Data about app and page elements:
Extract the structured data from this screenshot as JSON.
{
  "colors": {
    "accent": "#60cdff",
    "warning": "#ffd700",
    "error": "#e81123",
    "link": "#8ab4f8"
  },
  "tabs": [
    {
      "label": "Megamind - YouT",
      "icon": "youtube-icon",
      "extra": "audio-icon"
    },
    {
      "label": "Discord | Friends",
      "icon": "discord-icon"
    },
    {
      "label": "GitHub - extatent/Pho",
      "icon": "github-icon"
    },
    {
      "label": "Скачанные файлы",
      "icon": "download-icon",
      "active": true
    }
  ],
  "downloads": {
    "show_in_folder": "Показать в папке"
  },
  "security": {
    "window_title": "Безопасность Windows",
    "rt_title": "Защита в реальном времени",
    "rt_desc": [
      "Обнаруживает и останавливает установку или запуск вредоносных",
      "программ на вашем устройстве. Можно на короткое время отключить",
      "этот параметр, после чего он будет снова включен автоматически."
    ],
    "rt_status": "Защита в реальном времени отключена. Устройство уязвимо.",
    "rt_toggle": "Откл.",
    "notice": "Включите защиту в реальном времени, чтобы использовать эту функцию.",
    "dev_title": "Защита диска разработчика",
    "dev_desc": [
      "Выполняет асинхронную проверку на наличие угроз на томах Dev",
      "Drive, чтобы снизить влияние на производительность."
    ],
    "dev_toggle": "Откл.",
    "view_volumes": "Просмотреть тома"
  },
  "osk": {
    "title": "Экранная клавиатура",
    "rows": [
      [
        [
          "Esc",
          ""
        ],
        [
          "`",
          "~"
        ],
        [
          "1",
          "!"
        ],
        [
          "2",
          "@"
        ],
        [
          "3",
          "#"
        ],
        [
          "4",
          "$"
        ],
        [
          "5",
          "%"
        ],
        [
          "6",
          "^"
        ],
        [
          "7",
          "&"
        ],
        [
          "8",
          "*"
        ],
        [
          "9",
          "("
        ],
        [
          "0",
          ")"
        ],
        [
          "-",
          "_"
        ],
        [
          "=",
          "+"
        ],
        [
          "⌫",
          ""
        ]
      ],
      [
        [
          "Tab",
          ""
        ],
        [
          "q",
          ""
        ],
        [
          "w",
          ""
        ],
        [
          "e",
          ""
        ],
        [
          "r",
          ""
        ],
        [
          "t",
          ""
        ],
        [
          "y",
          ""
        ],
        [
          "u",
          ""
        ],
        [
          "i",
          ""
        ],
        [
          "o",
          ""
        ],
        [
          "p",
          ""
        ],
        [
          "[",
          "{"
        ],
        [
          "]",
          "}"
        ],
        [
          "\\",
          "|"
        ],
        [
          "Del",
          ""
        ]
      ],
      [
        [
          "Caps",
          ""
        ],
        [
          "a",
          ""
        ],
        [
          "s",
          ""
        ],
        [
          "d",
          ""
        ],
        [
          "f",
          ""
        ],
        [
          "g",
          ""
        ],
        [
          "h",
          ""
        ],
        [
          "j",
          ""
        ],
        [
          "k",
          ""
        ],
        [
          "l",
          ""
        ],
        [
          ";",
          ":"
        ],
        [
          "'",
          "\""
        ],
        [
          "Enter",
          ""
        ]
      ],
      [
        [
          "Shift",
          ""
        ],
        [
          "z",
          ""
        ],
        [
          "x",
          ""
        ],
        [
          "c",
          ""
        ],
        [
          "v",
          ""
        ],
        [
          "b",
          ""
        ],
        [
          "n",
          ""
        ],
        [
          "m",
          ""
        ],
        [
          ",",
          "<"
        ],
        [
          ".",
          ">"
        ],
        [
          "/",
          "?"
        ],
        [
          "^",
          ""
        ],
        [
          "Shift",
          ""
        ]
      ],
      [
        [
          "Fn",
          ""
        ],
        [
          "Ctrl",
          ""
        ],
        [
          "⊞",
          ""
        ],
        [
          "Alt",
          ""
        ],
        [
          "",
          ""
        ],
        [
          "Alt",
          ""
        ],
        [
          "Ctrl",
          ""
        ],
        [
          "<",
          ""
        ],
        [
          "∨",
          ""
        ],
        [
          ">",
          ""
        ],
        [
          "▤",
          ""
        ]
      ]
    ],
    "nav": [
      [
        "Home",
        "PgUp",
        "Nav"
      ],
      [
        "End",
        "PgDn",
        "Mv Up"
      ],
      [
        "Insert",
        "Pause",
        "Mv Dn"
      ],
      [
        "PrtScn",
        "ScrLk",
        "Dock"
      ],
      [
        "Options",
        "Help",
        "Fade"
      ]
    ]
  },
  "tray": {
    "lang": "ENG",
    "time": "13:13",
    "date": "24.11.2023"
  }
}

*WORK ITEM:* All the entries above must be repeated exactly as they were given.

*YOUR RESPONSE:*
Extract the structured data from this screenshot as JSON.
{
  "colors": {
    "accent": "#60cdff",
    "warning": "#ffd700",
    "error": "#e81123",
    "link": "#8ab4f8"
  },
  "tabs": [
    {
      "label": "Megamind - YouT",
      "icon": "youtube-icon",
      "extra": "audio-icon"
    },
    {
      "label": "Discord | Friends",
      "icon": "discord-icon"
    },
    {
      "label": "GitHub - extatent/Pho",
      "icon": "github-icon"
    },
    {
      "label": "Скачанные файлы",
      "icon": "download-icon",
      "active": true
    }
  ],
  "downloads": {
    "show_in_folder": "Показать в папке"
  },
  "security": {
    "window_title": "Безопасность Windows",
    "rt_title": "Защита в реальном времени",
    "rt_desc": [
      "Обнаруживает и останавливает установку или запуск вредоносных",
      "программ на вашем устройстве. Можно на короткое время отключить",
      "этот параметр, после чего он будет снова включен автоматически."
    ],
    "rt_status": "Защита в реальном времени отключена. Устройство уязвимо.",
    "rt_toggle": "Откл.",
    "notice": "Включите защиту в реальном времени, чтобы использовать эту функцию.",
    "dev_title": "Защита диска разработчика",
    "dev_desc": [
      "Выполняет асинхронную проверку на наличие угроз на томах Dev",
      "Drive, чтобы снизить влияние на производительность."
    ],
    "dev_toggle": "Откл.",
    "view_volumes": "Просмотреть тома"
  },
  "osk": {
    "title": "Экранная клавиатура",
    "rows": [
      [
        [
          "Esc",
          ""
        ],
        [
          "`",
          "~"
        ],
        [
          "1",
          "!"
        ],
        [
          "2",
          "@"
        ],
        [
          "3",
          "#"
        ],
        [
          "4",
          "$"
        ],
        [
          "5",
          "%"
        ],
        [
          "6",
          "^"
        ],
        [
          "7",
          "&"
        ],
        [
          "8",
          "*"
        ],
        [
          "9",
          "("
        ],
        [
          "0",
          ")"
        ],
        [
          "-",
          "_"
        ],
        [
          "=",
          "+"
        ],
        [
          "⌫",
          ""
        ]
      ],
      [
        [
          "Tab",
          ""
        ],
        [
          "q",
          ""
        ],
        [
          "w",
          ""
        ],
        [
          "e",
          ""
        ],
        [
          "r",
          ""
        ],
        [
          "t",
          ""
        ],
        [
          "y",
          ""
        ],
        [
          "u",
          ""
        ],
        [
          "i",
          ""
        ],
        [
          "o",
          ""
        ],
        [
          "p",
          ""
        ],
        [
          "[",
          "{"
        ],
        [
          "]",
          "}"
        ],
        [
          "\\",
          "|"
        ],
        [
          "Del",
          ""
        ]
      ],
      [
        [
          "Caps",
          ""
        ],
        [
          "a",
          ""
        ],
        [
          "s",
          ""
        ],
        [
          "d",
          ""
        ],
        [
          "f",
          ""
        ],
        [
          "g",
          ""
        ],
        [
          "h",
          ""
        ],
        [
          "j",
          ""
        ],
        [
          "k",
          ""
        ],
        [
          "l",
          ""
        ],
        [
          ";",
          ":"
        ],
        [
          "'",
          "\""
        ],
        [
          "Enter",
          ""
        ]
      ],
      [
        [
          "Shift",
          ""
        ],
        [
          "z",
          ""
        ],
        [
          "x",
          ""
        ],
        [
          "c",
          ""
        ],
        [
          "v",
          ""
        ],
        [
          "b",
          ""
        ],
        [
          "n",
          ""
        ],
        [
          "m",
          ""
        ],
        [
          ",",
          "<"
        ],
        [
          ".",
          ">"
        ],
        [
          "/",
          "?"
        ],
        [
          "^",
          ""
        ],
        [
          "Shift",
          ""
        ]
      ],
      [
        [
          "Fn",
          ""
        ],
        [
          "Ctrl",
          ""
        ],
        [
          "⊞",
          ""
        ],
        [
          "Alt",
          ""
        ],
        [
          "",
          ""
        ],
        [
          "Alt",
          ""
        ],
        [
          "Ctrl",
          ""
        ],
        [
          "<",
          ""
        ],
        [
          "∨",
          ""
        ],
        [
          ">",
          ""
        ],
        [
          "▤",
          ""
        ]
      ]
    ],
    "nav": [
      [
        "Home",
        "PgUp",
        "Nav"
      ],
      [
        "End",
        "PgDn",
        "Mv Up"
      ],
      [
        "Insert",
        "Pause",
        "Mv Dn"
      ],
      [
        "PrtScn",
        "ScrLk",
        "Dock"
      ],
      [
        "Options",
        "Help",
        "Fade"
      ]
    ]
  },
  "tray": {
    "lang": "ENG",
    "time": "13:13",
    "date": "24.11.2023"
  }
}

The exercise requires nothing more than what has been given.